May 5, 2017
This responds to your inquiry (17-25) asking whether, as a full-time judge, you may serve on the tribunal of a not-for-profit entity as the representative of one of its constituent members. According to the entity’s bylaws, the tribunal “shall have the jurisdiction to hear and determine controversies and disputes between and among constituent members, and/or individual members, and/or the [entity itself].”

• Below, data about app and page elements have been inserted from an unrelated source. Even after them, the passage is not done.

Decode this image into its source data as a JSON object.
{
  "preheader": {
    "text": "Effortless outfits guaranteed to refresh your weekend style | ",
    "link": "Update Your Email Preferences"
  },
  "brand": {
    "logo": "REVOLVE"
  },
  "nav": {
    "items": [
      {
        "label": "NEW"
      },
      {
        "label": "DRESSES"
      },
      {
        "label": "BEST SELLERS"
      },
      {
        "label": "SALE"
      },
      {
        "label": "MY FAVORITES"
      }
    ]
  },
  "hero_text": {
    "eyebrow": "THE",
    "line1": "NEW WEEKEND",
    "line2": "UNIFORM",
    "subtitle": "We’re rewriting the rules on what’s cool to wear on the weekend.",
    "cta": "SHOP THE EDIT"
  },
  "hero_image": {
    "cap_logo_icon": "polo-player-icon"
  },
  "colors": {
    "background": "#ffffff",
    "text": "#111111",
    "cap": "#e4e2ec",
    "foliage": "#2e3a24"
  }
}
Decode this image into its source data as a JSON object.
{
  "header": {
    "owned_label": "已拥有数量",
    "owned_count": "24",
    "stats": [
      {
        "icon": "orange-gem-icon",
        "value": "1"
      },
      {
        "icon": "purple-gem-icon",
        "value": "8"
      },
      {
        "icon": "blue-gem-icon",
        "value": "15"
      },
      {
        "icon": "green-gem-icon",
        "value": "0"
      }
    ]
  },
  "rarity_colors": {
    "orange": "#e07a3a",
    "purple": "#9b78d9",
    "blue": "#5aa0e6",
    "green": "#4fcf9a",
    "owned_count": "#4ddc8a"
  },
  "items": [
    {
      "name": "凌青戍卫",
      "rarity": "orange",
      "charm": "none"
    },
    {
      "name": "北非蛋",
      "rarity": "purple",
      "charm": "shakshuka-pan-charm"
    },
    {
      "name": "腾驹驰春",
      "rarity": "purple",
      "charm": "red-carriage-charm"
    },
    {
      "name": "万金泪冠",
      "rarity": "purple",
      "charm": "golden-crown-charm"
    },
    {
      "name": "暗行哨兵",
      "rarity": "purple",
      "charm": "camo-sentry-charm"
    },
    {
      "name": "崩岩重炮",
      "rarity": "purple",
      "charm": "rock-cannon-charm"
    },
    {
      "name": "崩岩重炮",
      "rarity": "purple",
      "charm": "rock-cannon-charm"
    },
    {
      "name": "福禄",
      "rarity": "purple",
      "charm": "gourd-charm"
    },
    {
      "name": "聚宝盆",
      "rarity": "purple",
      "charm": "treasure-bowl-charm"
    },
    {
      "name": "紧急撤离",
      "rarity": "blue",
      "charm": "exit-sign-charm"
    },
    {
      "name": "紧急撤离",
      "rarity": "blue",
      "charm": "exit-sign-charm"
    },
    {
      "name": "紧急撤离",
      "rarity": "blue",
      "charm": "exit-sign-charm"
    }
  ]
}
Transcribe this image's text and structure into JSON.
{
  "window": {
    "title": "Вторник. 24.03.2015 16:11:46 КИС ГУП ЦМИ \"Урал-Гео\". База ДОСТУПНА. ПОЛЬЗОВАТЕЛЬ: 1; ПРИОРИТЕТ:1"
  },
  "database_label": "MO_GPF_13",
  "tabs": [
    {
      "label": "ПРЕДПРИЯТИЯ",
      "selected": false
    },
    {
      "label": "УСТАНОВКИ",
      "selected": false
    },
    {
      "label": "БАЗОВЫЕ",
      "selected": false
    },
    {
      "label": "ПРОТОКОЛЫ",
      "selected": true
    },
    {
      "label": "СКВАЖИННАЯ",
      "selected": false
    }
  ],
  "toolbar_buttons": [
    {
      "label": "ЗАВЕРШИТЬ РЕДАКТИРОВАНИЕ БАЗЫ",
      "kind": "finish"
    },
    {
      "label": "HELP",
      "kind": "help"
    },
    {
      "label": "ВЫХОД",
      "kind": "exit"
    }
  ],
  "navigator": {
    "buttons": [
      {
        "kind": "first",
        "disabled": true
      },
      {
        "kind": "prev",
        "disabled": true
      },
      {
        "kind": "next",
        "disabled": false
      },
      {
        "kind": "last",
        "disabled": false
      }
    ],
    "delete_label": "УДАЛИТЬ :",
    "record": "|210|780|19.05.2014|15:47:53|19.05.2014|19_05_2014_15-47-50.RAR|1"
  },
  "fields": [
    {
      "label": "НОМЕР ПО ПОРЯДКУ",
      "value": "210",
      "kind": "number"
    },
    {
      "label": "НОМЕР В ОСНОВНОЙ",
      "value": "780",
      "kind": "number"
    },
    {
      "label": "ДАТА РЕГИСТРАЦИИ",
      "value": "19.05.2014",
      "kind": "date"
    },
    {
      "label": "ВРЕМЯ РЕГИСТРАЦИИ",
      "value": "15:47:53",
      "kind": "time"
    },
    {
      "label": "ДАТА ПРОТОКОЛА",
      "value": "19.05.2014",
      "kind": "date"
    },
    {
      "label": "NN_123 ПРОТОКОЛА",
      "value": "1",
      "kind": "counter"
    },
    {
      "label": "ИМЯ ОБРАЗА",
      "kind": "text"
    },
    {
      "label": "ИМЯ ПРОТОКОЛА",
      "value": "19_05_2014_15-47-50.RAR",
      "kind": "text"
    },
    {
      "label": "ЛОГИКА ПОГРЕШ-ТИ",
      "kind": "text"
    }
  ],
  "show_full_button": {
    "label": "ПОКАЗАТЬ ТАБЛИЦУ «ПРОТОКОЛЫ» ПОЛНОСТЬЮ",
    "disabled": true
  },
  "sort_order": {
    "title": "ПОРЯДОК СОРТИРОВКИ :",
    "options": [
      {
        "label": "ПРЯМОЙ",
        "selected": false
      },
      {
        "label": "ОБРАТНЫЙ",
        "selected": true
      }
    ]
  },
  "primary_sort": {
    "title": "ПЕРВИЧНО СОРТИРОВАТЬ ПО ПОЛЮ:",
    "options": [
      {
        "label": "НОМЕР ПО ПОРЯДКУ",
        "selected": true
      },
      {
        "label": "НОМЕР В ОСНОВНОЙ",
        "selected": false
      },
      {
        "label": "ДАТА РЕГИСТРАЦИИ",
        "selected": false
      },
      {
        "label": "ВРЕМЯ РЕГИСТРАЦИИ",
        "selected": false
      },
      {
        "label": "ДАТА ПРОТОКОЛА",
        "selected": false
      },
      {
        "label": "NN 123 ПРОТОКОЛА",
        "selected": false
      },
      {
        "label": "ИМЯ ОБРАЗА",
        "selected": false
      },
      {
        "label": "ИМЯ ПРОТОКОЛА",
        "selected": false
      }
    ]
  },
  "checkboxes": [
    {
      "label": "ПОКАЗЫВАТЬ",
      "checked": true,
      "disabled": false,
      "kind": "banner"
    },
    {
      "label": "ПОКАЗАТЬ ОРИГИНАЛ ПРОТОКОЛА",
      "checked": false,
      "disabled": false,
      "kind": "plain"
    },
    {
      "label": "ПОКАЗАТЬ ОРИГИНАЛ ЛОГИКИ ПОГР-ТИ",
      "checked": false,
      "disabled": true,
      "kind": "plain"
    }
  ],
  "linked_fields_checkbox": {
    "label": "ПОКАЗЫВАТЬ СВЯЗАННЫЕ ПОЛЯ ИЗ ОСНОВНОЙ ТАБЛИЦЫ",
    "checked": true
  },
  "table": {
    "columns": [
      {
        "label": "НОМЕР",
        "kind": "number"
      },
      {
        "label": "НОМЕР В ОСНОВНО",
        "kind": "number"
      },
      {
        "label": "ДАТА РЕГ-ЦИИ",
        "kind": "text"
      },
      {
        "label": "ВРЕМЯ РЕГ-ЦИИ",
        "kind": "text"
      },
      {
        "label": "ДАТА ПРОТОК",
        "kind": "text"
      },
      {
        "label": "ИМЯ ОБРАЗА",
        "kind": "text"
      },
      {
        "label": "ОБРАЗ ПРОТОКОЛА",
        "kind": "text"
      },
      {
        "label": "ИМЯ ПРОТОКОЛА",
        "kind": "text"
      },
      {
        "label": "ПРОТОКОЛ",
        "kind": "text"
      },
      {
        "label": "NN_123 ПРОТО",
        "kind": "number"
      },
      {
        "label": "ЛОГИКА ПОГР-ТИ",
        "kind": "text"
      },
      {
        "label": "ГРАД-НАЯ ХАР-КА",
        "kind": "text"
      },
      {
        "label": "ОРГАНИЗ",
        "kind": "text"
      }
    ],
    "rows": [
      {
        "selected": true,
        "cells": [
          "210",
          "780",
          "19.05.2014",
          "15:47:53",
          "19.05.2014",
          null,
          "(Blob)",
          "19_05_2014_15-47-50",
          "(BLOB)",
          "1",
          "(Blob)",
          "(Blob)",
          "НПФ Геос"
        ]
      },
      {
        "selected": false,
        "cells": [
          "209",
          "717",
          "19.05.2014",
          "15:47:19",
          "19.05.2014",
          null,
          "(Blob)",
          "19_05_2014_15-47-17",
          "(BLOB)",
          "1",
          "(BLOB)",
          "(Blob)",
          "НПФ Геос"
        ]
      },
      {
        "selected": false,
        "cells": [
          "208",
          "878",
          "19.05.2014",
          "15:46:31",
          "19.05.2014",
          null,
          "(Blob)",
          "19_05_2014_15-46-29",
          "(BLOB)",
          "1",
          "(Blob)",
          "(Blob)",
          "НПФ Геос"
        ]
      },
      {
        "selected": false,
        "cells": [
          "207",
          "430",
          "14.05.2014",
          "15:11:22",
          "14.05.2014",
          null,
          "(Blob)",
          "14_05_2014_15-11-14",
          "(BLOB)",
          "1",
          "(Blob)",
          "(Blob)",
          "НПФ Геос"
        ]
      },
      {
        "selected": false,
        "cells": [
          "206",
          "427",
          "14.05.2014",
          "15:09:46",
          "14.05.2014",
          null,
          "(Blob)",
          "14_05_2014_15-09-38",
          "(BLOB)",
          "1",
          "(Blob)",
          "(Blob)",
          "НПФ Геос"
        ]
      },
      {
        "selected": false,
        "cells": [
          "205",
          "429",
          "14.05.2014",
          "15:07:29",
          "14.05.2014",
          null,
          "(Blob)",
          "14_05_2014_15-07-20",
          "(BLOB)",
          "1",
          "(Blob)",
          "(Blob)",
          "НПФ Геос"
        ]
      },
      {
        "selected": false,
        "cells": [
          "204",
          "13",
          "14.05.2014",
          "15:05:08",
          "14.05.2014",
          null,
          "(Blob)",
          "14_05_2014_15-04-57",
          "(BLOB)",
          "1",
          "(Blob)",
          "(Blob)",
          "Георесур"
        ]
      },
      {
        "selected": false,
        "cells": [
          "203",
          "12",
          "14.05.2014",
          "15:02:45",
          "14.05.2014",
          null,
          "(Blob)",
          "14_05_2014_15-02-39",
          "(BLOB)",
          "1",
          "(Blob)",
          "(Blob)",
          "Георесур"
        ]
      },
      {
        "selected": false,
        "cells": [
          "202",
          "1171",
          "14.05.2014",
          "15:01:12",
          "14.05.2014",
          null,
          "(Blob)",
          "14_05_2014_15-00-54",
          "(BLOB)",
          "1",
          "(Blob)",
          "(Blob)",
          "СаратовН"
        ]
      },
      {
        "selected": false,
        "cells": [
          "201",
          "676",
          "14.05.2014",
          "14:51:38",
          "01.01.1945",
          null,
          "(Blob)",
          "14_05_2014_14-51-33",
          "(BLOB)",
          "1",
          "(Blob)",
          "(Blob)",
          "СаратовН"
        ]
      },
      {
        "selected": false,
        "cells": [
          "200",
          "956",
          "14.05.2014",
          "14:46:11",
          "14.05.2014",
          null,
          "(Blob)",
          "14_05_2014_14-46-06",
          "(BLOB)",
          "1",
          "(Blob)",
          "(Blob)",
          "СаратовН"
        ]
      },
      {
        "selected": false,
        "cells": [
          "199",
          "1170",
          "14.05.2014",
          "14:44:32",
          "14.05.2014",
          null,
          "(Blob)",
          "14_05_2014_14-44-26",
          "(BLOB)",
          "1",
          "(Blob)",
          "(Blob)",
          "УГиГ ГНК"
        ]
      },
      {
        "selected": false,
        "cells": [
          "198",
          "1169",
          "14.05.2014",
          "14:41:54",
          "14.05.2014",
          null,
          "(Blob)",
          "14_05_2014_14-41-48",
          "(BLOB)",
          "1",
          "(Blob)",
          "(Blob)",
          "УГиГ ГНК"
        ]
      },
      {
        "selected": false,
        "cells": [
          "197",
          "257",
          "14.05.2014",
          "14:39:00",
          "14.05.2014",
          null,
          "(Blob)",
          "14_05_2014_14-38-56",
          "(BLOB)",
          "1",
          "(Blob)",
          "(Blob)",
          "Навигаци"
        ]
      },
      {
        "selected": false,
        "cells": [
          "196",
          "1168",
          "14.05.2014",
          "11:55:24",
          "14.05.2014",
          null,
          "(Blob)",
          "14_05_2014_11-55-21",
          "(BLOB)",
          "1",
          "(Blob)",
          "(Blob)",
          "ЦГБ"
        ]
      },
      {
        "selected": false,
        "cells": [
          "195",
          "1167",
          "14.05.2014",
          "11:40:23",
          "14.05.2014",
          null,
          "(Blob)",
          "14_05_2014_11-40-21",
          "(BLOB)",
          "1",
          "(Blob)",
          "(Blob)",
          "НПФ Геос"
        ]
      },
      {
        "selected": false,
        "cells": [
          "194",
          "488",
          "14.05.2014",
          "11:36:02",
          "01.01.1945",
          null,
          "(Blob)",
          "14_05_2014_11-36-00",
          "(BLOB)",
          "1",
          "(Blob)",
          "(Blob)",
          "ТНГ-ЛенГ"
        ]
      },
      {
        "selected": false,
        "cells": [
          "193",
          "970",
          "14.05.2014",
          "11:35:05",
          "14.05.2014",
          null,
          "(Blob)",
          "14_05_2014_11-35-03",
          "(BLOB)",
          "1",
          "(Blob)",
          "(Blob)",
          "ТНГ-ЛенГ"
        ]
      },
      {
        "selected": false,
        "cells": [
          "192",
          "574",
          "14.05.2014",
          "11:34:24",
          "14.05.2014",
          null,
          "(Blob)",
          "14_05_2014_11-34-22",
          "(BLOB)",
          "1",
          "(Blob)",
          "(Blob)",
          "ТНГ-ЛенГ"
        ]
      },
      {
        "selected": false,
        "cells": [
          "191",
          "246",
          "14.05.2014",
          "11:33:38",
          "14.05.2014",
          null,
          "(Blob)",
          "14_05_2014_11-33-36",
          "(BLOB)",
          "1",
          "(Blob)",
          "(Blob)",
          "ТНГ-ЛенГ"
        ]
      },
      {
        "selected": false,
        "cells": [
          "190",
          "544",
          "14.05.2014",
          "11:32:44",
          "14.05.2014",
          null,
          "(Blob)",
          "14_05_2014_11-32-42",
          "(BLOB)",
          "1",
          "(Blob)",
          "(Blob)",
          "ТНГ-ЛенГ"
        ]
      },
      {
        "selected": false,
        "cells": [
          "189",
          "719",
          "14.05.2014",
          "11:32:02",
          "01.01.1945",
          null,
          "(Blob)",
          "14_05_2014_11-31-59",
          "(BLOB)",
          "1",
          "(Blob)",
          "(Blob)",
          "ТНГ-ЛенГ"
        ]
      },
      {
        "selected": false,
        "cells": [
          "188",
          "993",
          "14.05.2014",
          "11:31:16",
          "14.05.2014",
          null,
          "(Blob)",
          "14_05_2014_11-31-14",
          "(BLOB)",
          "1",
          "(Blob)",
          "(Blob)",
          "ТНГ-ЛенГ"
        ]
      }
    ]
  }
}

The Rules Governing Judicial Conduct prohibit a full-time judge from acting as an arbitrator or mediator or otherwise performing judicial functions in a private capacity unless expressly authorized by law (see 22 NYCRR 100.4[F]). Thus, the Committee has previously concluded that serving on a bar association’s “Professional Performance Committee” that reviews allegations of attorney misconduct, makes findings concerning such allegations, and transmits such findings to the appropriate grievance committee for further review is prohibited for a full-time judge. Similarly, serving as a member of an ecclesiastical court or as a hearing officer in a church-related disciplinary hearing is also prohibited by this Rule. Although the tribunal’s rulings would be effective only within the entity, you would be performing judicial functions in a private capacity, which is expressly prohibited by 22 NYCRR 100.4(F) for full-time judges.
Enclosed, for your convenience, are Opinions 07-184; 03-58; 96-76; and 92-123 which address this issue.
Very truly yours,
George D. Marlow, Assoc. Justice
Appellate Div., First Dep’t (Ret.)
Hon. Margaret T. Walsh
Family Court Judge
Acting Justice, Supreme Court